County fairs? These wonderful repositories of cotton candy, ferris wheels, canned tomatoes, hand-crafted quilts and carny barkers also boast a fair population of farm critters all concentrated in one place and all carefully bedded on great heaps of straw. Even better, some of the best hay around is being fed to the cows, sheep, goats and horses that will enter the show ring. Not all of this nitrogen-rich hay is eaten; a good deal of it ends up mixed with bedding. Handlers daily clean stalls, and huge piles of wonderful mulch quickly accumulate. So, for the price of entry, you can do more than pig out on barbecue sandwiches and get sick on roller coasters. You can also help the garden.
A few tips on gathering the best mulch:
* Get there before lunch. The earlier you go to pick up a load, the freer it will be of trash -- paper cups, bags, plastic spoons, cans, etc. Most herdsmen clean early in the morning, before 9, and the front-end loader usually doesn't get by until afternoon to remove piles of bedding into dumpsters.
* To save the price of admission, hit the fairgrounds the day after the fair -- again, early in the day. That's when crews come in to muck out the stalls. You might also be able to talk some nice front-end-loader operator into dropping a bucketful into the back of your pick-up truck, if you're fortunate enough to own one. One or two buckets from a front-end loader will just about fill a truck bed.
* If you're not lucky enough to own a pick-up, bring a box of three-ply trash bags. Lightweight bags can't take the weight of manure-rich straw and hay.
* Bring a pitchfork, which you should have anyway because it's a useful garden tool, and a rake.
* If you're after untouched bales of hay or straw, seek out the barn supervisor or someone in charge of a particular barn, and ask about taking home unused bales at the end of the fair. Do this late in the week, perhaps one or two days before the fair closes, when the barn supervisor will have some idea of what might be left over. You will, however, have to pay for unused bales of straw or hay. Straw is running about $1.50, and hay about $2 per bale, depending on quality and availability.

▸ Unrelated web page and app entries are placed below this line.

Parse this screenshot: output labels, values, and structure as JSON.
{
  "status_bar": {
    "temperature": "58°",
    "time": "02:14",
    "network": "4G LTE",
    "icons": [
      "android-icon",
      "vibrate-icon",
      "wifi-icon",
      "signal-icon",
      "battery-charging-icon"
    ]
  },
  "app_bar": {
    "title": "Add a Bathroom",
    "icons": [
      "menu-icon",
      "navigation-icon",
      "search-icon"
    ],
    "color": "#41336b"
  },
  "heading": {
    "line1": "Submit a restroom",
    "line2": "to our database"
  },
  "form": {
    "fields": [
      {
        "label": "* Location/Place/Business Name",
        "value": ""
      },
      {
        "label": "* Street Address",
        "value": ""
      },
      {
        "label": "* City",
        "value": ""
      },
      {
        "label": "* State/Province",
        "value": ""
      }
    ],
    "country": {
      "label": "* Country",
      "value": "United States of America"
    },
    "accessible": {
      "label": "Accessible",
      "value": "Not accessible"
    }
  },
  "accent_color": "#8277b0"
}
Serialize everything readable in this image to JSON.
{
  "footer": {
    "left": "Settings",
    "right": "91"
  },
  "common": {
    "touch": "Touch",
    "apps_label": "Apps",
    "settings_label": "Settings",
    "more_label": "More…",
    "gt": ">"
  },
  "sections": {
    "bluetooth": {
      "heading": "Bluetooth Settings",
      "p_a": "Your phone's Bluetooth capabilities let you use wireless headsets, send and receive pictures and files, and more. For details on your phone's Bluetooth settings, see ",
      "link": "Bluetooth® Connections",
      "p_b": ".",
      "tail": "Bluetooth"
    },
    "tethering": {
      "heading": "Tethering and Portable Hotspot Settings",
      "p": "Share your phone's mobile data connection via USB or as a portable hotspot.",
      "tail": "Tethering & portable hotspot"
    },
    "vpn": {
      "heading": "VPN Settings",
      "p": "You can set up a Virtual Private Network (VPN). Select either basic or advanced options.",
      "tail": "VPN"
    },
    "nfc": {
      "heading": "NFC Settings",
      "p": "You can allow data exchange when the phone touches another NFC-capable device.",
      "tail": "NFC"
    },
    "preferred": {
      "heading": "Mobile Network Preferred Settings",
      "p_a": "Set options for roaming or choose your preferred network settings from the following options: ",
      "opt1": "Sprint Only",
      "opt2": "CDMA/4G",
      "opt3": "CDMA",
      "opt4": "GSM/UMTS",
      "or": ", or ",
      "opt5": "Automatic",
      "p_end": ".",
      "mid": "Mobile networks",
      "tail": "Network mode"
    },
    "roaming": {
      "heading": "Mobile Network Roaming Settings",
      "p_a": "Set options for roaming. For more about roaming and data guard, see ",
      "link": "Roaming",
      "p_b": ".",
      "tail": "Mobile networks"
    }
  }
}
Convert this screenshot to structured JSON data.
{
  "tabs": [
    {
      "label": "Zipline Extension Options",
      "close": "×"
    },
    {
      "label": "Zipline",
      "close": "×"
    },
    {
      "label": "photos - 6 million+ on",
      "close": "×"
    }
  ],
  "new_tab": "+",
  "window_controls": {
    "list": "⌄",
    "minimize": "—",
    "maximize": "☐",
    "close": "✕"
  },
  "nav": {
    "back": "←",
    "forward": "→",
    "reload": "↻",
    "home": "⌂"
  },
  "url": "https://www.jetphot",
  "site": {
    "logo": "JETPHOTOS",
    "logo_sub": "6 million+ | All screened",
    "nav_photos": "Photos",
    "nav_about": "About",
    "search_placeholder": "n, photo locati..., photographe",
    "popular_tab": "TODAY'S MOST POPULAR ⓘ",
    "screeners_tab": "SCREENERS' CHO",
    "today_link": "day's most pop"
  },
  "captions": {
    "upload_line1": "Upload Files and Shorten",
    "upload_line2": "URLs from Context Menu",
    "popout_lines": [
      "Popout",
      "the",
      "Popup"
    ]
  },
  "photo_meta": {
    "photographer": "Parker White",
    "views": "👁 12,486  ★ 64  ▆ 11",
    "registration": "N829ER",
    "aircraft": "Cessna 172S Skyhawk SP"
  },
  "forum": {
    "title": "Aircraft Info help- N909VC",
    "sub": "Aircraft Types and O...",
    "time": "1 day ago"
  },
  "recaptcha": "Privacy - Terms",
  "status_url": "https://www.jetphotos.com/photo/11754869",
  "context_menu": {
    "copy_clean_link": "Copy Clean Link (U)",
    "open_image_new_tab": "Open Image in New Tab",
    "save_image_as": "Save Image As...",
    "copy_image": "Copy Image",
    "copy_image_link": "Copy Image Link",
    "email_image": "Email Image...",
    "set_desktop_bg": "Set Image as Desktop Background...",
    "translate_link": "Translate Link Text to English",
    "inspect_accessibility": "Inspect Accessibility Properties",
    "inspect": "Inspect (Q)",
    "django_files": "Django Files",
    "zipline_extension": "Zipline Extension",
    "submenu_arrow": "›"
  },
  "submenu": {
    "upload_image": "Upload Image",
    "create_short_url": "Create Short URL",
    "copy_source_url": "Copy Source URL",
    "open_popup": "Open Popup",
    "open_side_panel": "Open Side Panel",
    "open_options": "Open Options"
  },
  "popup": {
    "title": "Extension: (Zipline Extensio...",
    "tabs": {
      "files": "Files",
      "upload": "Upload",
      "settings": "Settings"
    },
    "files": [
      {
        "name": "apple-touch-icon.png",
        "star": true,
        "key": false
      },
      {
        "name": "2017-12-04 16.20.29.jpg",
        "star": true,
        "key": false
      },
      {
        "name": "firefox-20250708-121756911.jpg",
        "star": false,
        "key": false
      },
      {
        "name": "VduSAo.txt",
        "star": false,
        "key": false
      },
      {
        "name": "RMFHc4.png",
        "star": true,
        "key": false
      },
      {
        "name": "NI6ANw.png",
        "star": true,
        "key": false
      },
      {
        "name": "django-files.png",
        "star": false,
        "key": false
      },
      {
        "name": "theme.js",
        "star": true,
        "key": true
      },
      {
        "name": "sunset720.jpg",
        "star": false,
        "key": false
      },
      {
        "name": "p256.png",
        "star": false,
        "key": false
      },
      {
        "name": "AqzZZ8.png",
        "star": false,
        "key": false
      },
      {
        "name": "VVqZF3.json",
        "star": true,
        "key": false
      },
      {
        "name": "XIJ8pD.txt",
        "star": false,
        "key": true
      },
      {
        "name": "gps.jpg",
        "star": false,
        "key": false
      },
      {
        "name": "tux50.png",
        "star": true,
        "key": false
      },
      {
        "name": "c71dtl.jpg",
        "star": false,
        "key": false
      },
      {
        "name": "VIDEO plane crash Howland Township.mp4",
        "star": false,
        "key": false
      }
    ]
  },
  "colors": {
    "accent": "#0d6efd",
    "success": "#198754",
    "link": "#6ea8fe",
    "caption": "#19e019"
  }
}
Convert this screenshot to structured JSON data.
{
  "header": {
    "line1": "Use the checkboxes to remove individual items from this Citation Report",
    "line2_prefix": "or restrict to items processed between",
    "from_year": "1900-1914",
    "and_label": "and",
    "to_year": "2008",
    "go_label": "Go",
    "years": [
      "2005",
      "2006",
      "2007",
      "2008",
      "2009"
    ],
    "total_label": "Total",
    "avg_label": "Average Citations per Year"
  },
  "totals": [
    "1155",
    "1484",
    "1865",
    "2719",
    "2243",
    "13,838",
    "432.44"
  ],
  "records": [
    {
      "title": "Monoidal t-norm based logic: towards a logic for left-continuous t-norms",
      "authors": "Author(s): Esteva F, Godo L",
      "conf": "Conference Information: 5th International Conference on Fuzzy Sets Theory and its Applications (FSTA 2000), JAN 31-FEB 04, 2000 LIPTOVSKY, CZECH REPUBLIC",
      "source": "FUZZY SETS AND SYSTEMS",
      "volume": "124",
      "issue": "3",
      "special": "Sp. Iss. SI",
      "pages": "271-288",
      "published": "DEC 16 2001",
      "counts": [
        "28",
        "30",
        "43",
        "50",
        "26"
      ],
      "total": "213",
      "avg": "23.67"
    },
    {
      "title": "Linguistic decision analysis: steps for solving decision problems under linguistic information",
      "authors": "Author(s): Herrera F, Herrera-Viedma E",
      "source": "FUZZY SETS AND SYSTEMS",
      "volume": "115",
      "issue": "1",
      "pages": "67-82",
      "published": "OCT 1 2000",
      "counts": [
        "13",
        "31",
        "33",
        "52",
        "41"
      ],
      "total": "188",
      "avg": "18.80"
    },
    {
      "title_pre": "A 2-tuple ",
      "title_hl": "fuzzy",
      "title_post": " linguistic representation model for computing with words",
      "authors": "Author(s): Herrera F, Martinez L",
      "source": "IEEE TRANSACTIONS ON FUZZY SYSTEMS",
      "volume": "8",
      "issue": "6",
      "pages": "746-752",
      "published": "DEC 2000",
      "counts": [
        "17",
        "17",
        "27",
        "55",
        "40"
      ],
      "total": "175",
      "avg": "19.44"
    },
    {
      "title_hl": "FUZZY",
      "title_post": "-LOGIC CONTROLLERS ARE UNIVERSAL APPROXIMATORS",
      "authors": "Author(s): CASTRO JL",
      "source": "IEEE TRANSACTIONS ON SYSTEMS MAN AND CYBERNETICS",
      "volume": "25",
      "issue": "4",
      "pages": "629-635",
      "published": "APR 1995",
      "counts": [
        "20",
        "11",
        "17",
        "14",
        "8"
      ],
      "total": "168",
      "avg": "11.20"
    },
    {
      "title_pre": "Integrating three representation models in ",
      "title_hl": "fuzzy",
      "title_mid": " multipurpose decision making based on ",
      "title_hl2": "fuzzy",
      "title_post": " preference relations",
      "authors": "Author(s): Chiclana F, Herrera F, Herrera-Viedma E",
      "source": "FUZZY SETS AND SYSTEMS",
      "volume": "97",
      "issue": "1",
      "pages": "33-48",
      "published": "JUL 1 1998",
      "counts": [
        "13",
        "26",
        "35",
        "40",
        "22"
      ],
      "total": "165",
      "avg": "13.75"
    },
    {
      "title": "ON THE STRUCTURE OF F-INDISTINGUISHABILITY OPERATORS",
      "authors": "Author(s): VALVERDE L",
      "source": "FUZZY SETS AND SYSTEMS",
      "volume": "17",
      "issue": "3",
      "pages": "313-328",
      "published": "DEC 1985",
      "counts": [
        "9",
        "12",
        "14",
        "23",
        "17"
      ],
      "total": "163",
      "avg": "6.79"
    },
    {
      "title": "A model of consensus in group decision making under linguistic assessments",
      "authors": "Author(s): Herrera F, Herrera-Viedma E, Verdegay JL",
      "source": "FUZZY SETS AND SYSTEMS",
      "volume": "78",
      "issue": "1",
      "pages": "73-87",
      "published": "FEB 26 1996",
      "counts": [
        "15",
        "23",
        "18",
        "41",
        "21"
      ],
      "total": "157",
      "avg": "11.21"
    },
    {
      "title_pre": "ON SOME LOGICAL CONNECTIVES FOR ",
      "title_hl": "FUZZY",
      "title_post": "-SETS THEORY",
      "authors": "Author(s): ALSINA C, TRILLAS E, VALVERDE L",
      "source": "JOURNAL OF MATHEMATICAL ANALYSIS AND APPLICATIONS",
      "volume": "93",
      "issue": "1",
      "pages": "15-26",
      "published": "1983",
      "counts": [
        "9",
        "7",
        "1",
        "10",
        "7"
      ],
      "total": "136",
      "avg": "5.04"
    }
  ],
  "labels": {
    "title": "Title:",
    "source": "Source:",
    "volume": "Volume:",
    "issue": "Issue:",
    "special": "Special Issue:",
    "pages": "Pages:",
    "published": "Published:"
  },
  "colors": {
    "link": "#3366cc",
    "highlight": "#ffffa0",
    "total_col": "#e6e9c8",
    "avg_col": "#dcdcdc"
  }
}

* If you're not ready for mulch just yet, but you plan on getting some later, touch base with the farmer who is supplying hay and straw to the county fair nearest you. Ask him about the availability of spoiled hay and possible delivery.
Here's a list of county fairs: MONTGOMERY COUNTY FAIR -- 16 Chestnut Street, Gaithersburg; I-270 to Montgomery Village exit, south on Route 355 to Chestnut. Closes this Saturday. Entry $3, parking $1. MARYLAND STATE FAIR -- Timonium; I-83 to exit 17; fairgrounds are just north of the Baltimore Beltway. August 28 to September 6. Entry $2. FREDERICKSBURG AGRICULTURAL FAIR -- Route 2, two miles south of Fredericksburg. September 2 to 11. Entry $3, parking $1. ANNE ARUNDEL COUNTY FAIR -- Sandy Point State Park, Maryland, off U.S. 50 at the Bay Bridge. Entry $2, parking, $1. CHARLES COUNTY FAIR -- three miles south of La Plata off U.S. 301; September 16 to 19. Entry $2. VIRGINIA STATE FAIR -- Richmond; Laburnum Avenue at Richmond-Henrico Turnpike; September 23 to October 3. I mention this one, even though it's far away, mainly because it will have one of the biggest livestock populations of any fair around -- about 6,000 head, which means that there'll be plenty of mulch.